● Supplied records:
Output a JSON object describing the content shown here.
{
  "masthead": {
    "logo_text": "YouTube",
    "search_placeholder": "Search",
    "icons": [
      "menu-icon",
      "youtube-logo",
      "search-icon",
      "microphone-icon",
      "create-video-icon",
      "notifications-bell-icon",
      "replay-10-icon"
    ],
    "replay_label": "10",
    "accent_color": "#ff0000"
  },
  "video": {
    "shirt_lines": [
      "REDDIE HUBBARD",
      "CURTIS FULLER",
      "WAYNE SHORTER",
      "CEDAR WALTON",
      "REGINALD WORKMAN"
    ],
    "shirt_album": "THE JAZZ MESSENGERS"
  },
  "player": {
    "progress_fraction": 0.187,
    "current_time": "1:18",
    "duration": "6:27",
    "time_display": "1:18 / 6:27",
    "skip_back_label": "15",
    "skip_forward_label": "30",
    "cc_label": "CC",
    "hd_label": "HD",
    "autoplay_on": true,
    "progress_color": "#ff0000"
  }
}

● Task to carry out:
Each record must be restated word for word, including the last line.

● Exercise response:
Output a JSON object describing the content shown here.
{
  "masthead": {
    "logo_text": "YouTube",
    "search_placeholder": "Search",
    "icons": [
      "menu-icon",
      "youtube-logo",
      "search-icon",
      "microphone-icon",
      "create-video-icon",
      "notifications-bell-icon",
      "replay-10-icon"
    ],
    "replay_label": "10",
    "accent_color": "#ff0000"
  },
  "video": {
    "shirt_lines": [
      "REDDIE HUBBARD",
      "CURTIS FULLER",
      "WAYNE SHORTER",
      "CEDAR WALTON",
      "REGINALD WORKMAN"
    ],
    "shirt_album": "THE JAZZ MESSENGERS"
  },
  "player": {
    "progress_fraction": 0.187,
    "current_time": "1:18",
    "duration": "6:27",
    "time_display": "1:18 / 6:27",
    "skip_back_label": "15",
    "skip_forward_label": "30",
    "cc_label": "CC",
    "hd_label": "HD",
    "autoplay_on": true,
    "progress_color": "#ff0000"
  }
}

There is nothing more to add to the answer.